▶ **Brief**
Filter the listing for lines containing "Ctrl".

▶ **Source material**
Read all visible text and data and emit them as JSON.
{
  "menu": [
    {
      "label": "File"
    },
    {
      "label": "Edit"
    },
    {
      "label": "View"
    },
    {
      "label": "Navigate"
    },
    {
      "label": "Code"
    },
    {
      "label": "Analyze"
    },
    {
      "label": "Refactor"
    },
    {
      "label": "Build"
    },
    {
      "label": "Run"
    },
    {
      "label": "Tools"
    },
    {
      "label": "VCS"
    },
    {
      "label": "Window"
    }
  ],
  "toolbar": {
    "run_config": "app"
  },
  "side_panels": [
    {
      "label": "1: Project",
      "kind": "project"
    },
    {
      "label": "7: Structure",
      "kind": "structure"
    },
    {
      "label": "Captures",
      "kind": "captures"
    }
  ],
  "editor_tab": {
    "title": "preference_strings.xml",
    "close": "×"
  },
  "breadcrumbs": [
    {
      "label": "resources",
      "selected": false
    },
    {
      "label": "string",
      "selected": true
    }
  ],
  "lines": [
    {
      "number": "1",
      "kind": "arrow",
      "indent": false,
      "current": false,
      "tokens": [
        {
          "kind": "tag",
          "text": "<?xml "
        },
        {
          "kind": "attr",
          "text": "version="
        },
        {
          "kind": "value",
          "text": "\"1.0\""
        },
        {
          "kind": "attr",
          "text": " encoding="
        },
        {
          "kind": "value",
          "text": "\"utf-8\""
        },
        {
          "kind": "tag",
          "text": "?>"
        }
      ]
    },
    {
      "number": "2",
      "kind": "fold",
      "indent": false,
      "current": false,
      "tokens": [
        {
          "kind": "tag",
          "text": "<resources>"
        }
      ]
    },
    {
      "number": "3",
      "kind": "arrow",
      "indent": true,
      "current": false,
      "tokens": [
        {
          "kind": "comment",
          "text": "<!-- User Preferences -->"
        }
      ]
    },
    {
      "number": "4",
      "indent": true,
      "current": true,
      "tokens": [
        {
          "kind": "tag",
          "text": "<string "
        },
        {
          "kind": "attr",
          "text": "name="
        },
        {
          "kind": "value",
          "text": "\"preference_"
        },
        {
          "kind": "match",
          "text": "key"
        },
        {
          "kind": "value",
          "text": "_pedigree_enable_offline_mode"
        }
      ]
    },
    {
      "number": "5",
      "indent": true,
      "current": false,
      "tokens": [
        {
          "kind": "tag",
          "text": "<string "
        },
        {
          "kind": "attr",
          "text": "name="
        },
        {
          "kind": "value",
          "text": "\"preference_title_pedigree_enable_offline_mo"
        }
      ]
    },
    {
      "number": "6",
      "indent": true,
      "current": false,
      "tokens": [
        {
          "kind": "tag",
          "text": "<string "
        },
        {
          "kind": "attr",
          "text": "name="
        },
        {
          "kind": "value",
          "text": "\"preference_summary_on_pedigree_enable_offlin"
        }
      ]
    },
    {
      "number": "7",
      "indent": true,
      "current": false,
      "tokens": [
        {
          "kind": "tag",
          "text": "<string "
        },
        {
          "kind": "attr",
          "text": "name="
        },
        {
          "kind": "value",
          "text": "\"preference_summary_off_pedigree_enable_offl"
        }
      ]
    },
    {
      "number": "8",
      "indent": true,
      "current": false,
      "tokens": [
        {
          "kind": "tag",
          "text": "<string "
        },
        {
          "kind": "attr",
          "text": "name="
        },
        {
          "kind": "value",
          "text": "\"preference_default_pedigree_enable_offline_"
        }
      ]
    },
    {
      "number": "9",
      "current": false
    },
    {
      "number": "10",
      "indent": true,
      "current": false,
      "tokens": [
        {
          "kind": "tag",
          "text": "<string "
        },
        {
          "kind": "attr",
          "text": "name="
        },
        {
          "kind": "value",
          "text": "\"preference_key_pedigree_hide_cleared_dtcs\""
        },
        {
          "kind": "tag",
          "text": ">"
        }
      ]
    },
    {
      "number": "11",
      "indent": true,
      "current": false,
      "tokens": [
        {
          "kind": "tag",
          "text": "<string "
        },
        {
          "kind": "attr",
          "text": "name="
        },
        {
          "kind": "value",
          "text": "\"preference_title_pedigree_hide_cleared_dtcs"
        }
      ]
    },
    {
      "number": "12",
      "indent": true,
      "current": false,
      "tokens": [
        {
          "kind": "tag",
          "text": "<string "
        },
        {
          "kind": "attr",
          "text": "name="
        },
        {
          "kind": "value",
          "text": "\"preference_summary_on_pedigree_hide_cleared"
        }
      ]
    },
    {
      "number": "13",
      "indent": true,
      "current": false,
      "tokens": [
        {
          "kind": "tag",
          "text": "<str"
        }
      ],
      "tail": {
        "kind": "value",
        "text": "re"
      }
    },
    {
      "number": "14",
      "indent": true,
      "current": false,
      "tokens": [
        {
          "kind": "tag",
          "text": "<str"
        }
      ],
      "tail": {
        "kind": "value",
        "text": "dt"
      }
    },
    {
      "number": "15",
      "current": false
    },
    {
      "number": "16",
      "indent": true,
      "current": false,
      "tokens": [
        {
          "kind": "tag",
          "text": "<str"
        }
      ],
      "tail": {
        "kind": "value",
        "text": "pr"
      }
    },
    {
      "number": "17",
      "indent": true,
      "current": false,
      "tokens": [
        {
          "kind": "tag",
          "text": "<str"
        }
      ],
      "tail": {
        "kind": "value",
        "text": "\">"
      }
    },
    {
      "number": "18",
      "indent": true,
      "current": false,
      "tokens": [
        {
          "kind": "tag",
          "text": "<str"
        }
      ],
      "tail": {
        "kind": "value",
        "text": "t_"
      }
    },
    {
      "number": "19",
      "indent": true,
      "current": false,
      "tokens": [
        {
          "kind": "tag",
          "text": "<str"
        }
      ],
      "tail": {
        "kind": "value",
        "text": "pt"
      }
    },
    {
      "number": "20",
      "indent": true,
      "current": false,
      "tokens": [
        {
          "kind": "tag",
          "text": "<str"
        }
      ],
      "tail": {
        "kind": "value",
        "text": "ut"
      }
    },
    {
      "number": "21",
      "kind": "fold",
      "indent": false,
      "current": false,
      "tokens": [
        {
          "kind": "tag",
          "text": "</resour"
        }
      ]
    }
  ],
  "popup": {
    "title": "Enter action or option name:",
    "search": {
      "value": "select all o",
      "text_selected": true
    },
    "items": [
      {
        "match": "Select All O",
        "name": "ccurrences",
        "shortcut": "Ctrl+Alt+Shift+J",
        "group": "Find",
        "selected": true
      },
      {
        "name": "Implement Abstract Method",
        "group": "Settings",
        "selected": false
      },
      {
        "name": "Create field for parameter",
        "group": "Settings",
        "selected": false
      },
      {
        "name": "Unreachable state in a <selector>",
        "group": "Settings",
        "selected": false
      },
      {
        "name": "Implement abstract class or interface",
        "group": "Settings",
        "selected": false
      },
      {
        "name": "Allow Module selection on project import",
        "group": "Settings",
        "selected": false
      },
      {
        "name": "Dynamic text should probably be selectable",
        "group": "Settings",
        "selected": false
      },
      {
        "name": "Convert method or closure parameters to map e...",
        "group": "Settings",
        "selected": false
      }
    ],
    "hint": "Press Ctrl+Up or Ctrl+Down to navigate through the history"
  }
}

▶ **Answer to this problem**
        "shortcut": "Ctrl+Alt+Shift+J",
    "hint": "Press Ctrl+Up or Ctrl+Down to navigate through the history"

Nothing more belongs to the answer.